Writers are not known for being the most social of people. I’m generalising of course and I would describe myself as an introvert, but I’m definitely not shy. I just prefer smaller groups of people. Quality conversations feed my mind. I’ve found networking to be the hardest thing I’ve had to do so far, and the most rewarding.
9: You discover other authors are generous with their time.
I’ve learned so much from other writers/authors who’ve shared details of their successes online. I really couldn’t have done it without their support. And that’s what the writing community is all about. We don’t compete with each other, we support one another.
10: Your content is evergreen
When you publish, your books are up there forever if you want them to be. They keep earning you money while you find new readers and write new books. It’s very comforting to know your work isn’t about to expire unless you take it down. Or unless Amazon goes belly up. Let’s hope it never does!
Eliza Green tried her hand at fashion designing, massage, painting, and even ghost hunting, before finding her love of writing. She often wonders if her desire to change the ending of a particular glittery vampire story steered her in that direction (it did). After earning her degree in marketing, Eliza went on to work in everything but marketing but swears she uses it in everyday life, or so she tells her bank manager.
Born and raised in Dublin, Ireland, she lives there with her sci-fi loving, evil genius boyfriend. When not working on her next amazing science fiction adventure, you can find her reading, indulging in new food at an amazing restaurant or simply singing along to something with a half decent beat.
Two Worlds. Two Species. One Terrifying Secret.
In 2163, a polluted and overcrowded Earth forces humans to search for a new home. But the exoplanet they target, Exilon 5, is occupied.
Having already begun a massive relocation programme, the World Government on Earth sends Bill Taggart to monitor the threat level of the Indigenes, the alien race that lives on Exilon 5. Bill is a man on the edge. He believes the Indigenes killed his wife, but he doesn’t know why. Until now.
Stephen has every reason to despise the humans and their attempts to colonise his planet. To protect his species from further harm, he must go against his very nature and become human.
Laura O’Halloran is losing her daily battle with Seasonal Affective Disorder. Her only chance at recovery is leaving the dark Earth for the sunnier climate of Exilon 5. She hopes her credentials as a World Government employee will secure her a one-way trip, but with the ever increasing relocation demand that is not a guarantee.

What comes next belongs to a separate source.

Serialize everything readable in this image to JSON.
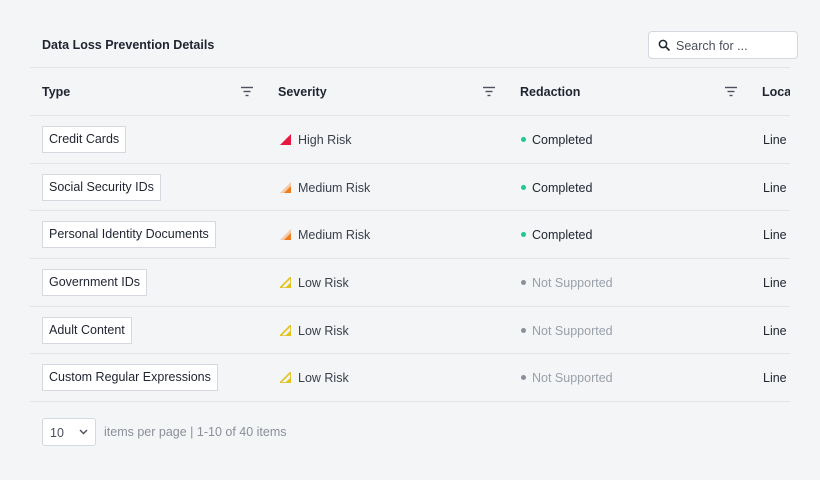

Her discovery of a deadly secret threatens her life and that of Bill and Stephen. A secret so great it could rip apart both worlds.